This requires both a mechanical malfunction of the gun, and violation of the four rules of gun safety. There are various wordings of the four rules, but they are basically the same:
When handling a gun:
All guns are always loaded
This means that the other rules always apply--Never say "Don't worry, it isn't loaded" as an excuse to do something that wouldn't be safe with a loaded gun. If someone checks to see that a gun is not loaded, then hands it to you, you should check to make sure it is unloaded, then follow the rest of the rules anyhow.Never point a gun at anything you are not willing to destroy
This doesn't mean you must want to destroy everything you point at, but rather if you cannot live with the consequences of destroying something, don't point a gun at it.Know your target and what is beyond
You must know where the bullet is going to wind up, and what it may destroy on the way there. Something that blocks your view, but will not completely stop a bullet does not relieve you of this responsibility.Keep your finger off the trigger until your sights are on target
If you are pulling the trigger of an unloaded gun, you still must choose a safe target and aim at that target.

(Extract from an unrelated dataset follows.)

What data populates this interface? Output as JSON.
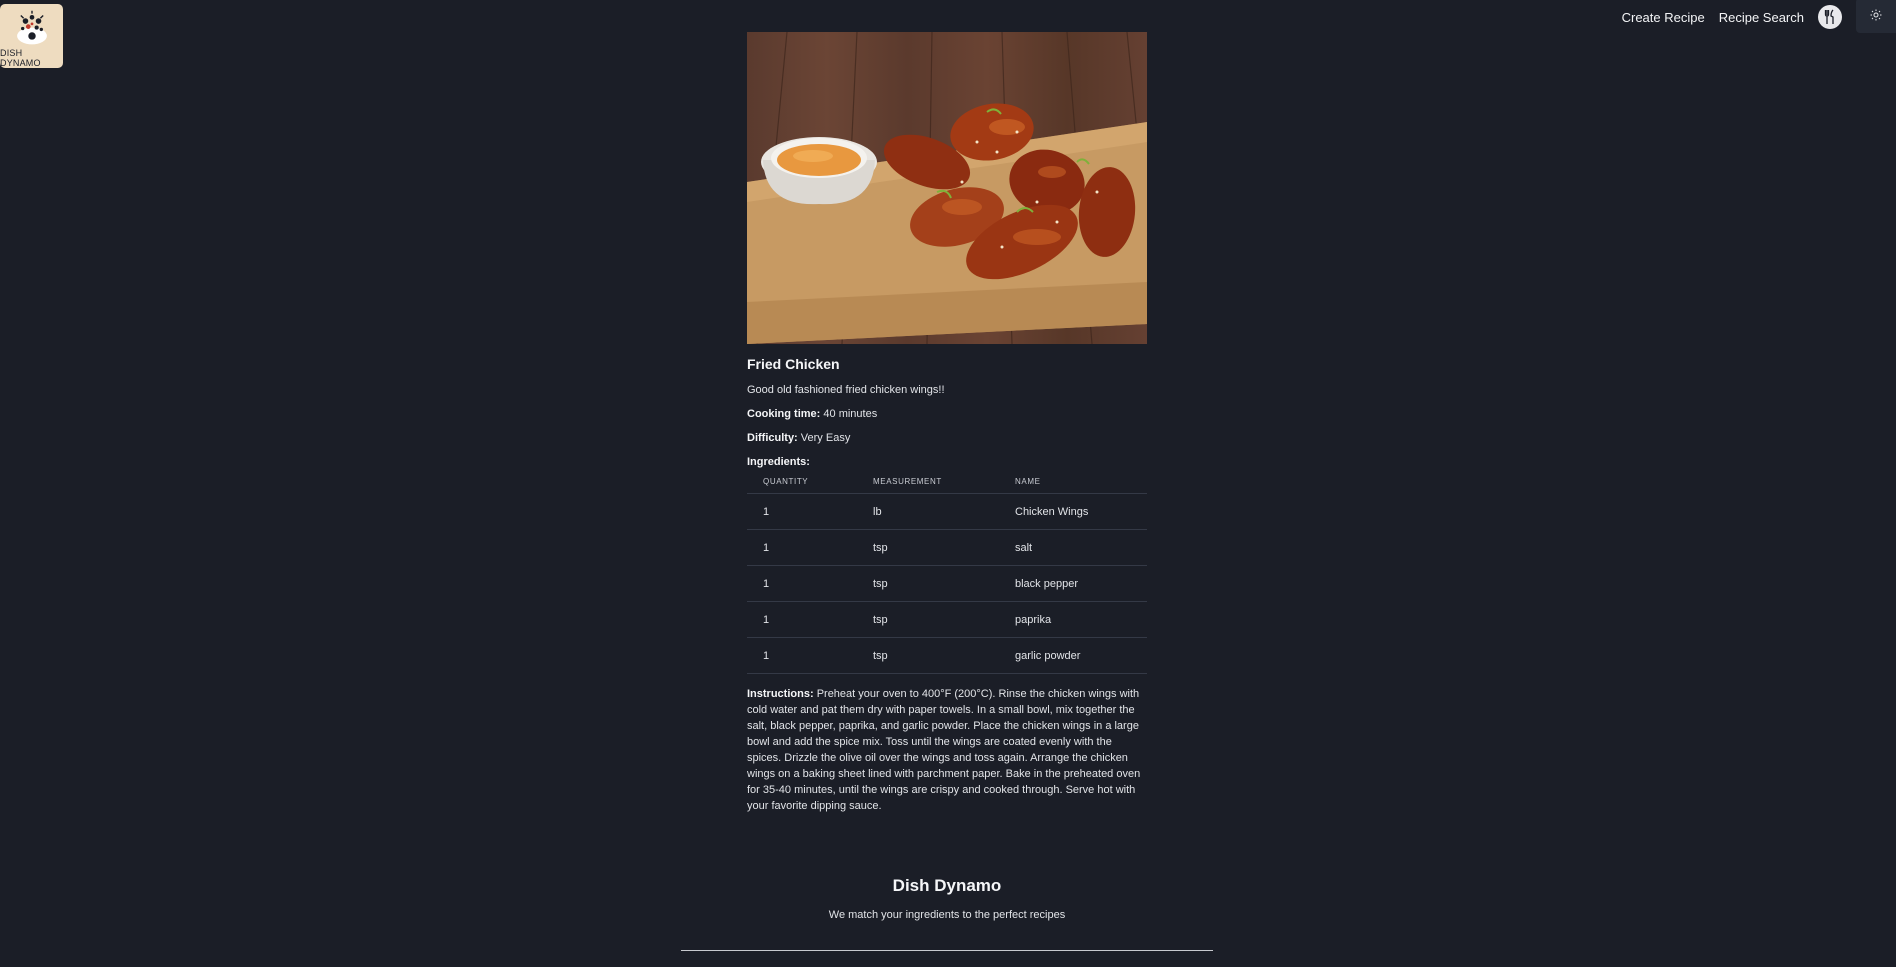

The target can be "the ground" rather than "that particular spot of ground".
Guns don't "just go off". Guns go off when handled. In almost all cases, they go off only when their triggers are pulled, in a few extremely rare cases they will go off when dropped (Almost all guns less than 30 years old are designed to be drop safe) or when decockers or other controls are used. They don't go off in a proper holster, or when sitting on a table or shelf. For this reason, I believe that guns that will be loaded often should be left loaded, but in a locked container--Less handling, less risk.